> [Exercise instructions]
The result should be all the records, exact and complete, without a single picture.

= = = = =

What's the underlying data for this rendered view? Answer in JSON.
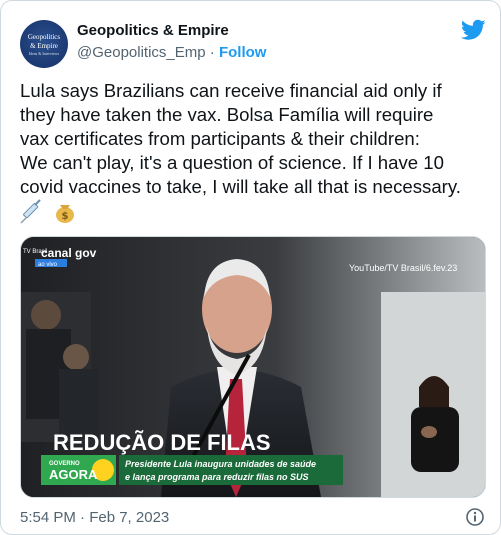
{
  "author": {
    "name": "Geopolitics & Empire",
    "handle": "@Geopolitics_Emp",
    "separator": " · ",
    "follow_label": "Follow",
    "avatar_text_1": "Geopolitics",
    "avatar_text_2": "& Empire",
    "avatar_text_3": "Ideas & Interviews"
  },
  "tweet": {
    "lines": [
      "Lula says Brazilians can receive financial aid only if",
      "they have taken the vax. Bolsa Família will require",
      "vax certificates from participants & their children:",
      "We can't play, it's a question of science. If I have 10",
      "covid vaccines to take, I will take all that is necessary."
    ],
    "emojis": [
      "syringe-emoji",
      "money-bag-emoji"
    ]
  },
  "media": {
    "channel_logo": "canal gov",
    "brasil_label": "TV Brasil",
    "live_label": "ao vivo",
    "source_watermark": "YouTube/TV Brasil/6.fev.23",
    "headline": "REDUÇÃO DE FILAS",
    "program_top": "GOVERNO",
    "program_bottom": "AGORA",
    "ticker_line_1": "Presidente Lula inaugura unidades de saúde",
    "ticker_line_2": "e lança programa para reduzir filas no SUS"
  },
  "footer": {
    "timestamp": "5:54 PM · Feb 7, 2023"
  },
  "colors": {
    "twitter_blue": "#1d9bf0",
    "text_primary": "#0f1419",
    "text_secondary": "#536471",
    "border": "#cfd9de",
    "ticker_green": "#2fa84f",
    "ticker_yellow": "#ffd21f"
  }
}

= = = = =

> [Response area]
What's the underlying data for this rendered view? Answer in JSON.
{
  "author": {
    "name": "Geopolitics & Empire",
    "handle": "@Geopolitics_Emp",
    "separator": " · ",
    "follow_label": "Follow",
    "avatar_text_1": "Geopolitics",
    "avatar_text_2": "& Empire",
    "avatar_text_3": "Ideas & Interviews"
  },
  "tweet": {
    "lines": [
      "Lula says Brazilians can receive financial aid only if",
      "they have taken the vax. Bolsa Família will require",
      "vax certificates from participants & their children:",
      "We can't play, it's a question of science. If I have 10",
      "covid vaccines to take, I will take all that is necessary."
    ],
    "emojis": [
      "syringe-emoji",
      "money-bag-emoji"
    ]
  },
  "media": {
    "channel_logo": "canal gov",
    "brasil_label": "TV Brasil",
    "live_label": "ao vivo",
    "source_watermark": "YouTube/TV Brasil/6.fev.23",
    "headline": "REDUÇÃO DE FILAS",
    "program_top": "GOVERNO",
    "program_bottom": "AGORA",
    "ticker_line_1": "Presidente Lula inaugura unidades de saúde",
    "ticker_line_2": "e lança programa para reduzir filas no SUS"
  },
  "footer": {
    "timestamp": "5:54 PM · Feb 7, 2023"
  },
  "colors": {
    "twitter_blue": "#1d9bf0",
    "text_primary": "#0f1419",
    "text_secondary": "#536471",
    "border": "#cfd9de",
    "ticker_green": "#2fa84f",
    "ticker_yellow": "#ffd21f"
  }
}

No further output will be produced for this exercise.